But there are times when parties’ interests conflict with those of the court and the public. Joshua Karton has demonstrated that transparency presents such a conflict in international commercial arbitration.53 The institution needs transparency to sustain sociological and legal legitimacy in the long run, but it also needs to offer confidentiality to attract parties in the short term. In arbitral courts, these competing needs exist to an arguably even greater extent. Arbitral courts are new, and therefore need participants. But they also need to publicize what they are doing to establish themselves. In democracies, such open justice is necessary to bolster judicial independence, build legitimacy, and allow for public oversight. Arbitral courts in non-democratic states have an even higher burden to demonstrate to the public that they are independent and follow the law. And ultimately, the world of commercial parties who might choose to litigate their disputes there will also be attracted by the legitimacy offered by transparency, and not just the convenience provided by secrecy.
One might wonder whether arbitral courts’ rules about confidentiality are or should be constrained by some higher order law. While the UK Supreme Court has recently reaffirmed the principle of “open justice,” it is not clear whether and how this rule will bind or persuade arbitral courts in Singapore, Dubai, or Kazakhstan, even if those courts operate under the common law tradition. The Third Circuit held that the Constitution enshrines a similar principle, thwarting Delaware’s attempt to create a confidential arbitral court. But it probably would have been possible for Delaware (or another interested state) to circumvent such a ruling. A revised statute, for example, could make confidentiality available at the judge’s discretion, and then set (or allow judges to set) a low threshold for granting confidentiality requests (perhaps even not requiring the request to be bilateral). Such a setup might have satisfied the Third Circuit. It is also possible that another set of federal judges might agree with the dissent rather than the majority in Delaware Coalition.

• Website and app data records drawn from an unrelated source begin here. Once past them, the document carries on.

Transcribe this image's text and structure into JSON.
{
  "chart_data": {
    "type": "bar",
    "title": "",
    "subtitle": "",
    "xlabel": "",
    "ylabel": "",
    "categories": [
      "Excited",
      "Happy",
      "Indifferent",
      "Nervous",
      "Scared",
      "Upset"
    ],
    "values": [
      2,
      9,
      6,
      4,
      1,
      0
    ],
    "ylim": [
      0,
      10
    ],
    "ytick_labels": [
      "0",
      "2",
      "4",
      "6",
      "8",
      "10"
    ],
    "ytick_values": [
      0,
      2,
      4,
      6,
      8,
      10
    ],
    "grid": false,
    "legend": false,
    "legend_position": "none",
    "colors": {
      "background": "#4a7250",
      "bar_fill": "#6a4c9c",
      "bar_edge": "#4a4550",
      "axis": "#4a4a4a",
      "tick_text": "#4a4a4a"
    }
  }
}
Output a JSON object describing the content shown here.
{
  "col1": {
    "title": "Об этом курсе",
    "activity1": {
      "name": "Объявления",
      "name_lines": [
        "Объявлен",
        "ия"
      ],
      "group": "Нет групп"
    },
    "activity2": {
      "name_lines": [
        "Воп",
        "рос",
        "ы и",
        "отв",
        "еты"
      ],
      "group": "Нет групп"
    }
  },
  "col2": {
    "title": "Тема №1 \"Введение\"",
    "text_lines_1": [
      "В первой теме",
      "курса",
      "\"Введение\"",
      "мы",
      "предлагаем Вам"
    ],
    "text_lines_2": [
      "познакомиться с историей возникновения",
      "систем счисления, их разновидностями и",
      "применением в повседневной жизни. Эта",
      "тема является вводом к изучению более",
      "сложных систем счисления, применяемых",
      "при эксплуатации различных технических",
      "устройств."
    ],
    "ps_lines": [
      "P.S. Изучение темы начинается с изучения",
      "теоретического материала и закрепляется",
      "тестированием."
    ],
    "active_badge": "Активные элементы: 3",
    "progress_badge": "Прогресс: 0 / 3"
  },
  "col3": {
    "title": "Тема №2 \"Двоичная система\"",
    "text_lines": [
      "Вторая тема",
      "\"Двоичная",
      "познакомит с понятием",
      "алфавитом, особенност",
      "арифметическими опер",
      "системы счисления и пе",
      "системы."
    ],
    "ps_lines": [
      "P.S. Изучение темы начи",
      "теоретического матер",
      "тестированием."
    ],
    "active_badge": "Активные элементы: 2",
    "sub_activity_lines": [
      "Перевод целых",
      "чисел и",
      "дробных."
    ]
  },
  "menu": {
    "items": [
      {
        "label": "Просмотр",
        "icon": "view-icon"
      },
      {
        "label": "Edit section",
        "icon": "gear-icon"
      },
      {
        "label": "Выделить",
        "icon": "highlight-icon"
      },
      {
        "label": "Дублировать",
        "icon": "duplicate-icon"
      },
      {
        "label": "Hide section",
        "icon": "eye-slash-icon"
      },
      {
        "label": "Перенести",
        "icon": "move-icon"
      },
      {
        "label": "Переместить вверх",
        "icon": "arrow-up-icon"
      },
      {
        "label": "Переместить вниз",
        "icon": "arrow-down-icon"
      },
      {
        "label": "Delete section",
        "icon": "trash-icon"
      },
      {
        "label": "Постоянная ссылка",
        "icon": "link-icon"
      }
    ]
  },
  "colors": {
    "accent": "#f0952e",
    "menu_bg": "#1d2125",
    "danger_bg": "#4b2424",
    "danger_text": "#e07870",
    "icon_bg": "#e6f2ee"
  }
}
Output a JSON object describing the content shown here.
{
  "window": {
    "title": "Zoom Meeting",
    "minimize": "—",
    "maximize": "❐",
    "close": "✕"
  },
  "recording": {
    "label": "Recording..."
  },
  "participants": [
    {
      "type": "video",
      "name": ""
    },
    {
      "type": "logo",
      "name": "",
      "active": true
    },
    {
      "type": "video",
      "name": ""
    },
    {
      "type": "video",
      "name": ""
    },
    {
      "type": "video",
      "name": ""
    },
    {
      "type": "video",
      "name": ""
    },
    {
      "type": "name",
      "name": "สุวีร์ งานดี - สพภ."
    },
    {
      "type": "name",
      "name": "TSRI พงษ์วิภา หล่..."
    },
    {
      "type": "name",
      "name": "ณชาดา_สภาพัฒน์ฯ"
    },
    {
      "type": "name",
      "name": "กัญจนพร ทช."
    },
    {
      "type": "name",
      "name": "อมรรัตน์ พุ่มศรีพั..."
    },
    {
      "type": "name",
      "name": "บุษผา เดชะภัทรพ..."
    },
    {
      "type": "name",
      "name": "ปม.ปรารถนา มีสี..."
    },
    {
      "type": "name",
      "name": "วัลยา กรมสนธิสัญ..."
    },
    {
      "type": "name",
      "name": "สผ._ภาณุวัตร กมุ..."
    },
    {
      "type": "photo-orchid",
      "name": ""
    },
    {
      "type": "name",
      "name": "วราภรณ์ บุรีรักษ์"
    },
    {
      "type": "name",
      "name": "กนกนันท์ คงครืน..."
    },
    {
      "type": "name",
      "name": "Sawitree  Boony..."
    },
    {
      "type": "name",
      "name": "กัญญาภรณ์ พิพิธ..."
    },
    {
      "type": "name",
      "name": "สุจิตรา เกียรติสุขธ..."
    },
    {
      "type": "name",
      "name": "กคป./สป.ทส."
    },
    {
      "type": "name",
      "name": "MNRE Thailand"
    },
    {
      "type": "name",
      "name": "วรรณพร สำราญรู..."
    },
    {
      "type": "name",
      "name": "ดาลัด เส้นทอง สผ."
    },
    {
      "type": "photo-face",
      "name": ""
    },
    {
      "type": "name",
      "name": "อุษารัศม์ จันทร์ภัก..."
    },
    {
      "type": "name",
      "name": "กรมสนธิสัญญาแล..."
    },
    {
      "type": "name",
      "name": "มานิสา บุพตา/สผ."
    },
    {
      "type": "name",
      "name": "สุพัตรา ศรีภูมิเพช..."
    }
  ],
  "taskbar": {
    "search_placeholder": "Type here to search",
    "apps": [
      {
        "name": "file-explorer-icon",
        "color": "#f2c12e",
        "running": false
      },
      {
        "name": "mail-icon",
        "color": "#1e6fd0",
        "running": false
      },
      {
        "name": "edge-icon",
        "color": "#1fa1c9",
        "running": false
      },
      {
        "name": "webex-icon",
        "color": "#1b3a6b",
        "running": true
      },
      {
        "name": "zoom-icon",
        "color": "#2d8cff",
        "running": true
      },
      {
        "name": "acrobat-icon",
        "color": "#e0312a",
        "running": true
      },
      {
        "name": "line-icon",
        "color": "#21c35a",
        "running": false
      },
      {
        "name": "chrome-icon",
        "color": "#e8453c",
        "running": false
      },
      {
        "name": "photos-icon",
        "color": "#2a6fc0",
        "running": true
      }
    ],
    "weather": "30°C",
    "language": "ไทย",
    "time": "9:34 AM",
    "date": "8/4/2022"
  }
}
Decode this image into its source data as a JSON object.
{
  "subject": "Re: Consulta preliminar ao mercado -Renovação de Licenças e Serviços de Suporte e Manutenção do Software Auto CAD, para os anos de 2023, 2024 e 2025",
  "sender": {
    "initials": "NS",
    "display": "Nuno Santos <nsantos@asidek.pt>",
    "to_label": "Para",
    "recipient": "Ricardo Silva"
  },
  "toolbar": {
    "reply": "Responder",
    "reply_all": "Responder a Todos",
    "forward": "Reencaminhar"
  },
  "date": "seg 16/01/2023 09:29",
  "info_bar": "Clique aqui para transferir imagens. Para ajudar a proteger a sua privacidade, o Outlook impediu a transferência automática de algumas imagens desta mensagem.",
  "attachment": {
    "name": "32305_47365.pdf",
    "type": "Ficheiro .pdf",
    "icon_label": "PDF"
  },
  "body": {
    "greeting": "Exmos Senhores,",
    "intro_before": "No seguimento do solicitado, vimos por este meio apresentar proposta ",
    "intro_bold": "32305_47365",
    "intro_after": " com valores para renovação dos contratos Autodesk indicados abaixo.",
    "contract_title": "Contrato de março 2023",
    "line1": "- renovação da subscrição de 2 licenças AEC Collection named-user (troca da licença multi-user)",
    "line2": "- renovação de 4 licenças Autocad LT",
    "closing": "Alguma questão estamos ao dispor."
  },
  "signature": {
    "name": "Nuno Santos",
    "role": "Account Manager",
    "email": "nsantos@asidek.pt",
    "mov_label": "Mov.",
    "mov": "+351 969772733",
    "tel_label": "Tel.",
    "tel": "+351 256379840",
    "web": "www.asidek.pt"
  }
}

Regardless of the answer to the constitutional question, the Third Circuit was right in its more basic conclusion that confidentiality was the central problem with the Delaware arbitral court from an institutional design perspective. Its decision is also supported by both the judiciary’s interest in the public interest of access and by arbitral courts’ self-interest in supporting their budding reputations, legitimacy, and power.
Arbitral courts are widely celebrated as adopting the “best” of both worlds of binding adjudication: arbitration and litigation. But arbitral courts bring perils as well as promise. Arbitral courts that exercise jurisdiction beyond the scope of the parties’ consent could compromise their legitimacy and the likelihood that their judgments will be recognized and enforced by other courts. Arbitral court judges have the opportunity to be transparent and vocal in their neutrality — but will need to reject at least some requests for confidentiality to build their own reputations as well as the reputations of their institutions. Arbitral courts that proceed behind the dark veil of confidentiality, often requested by parties, could threaten their own legitimacy and eventually lead to their untimely demise. Liberal granting of parties’ requests for confidentiality will compromise not only the decisions made in particular cases but also arbitral courts’ abilities to develop law and shape global governance. Arbitral courts present a unique potential to develop transnational commercial law in a way that the confidentiality and lack of authority of traditional arbitration have thus far inhibited. If arbitral courts can contain the scope of their power within legitimate limits and if they are able to resist parties’ preferences for confidentiality, they may be able to achieve their promise.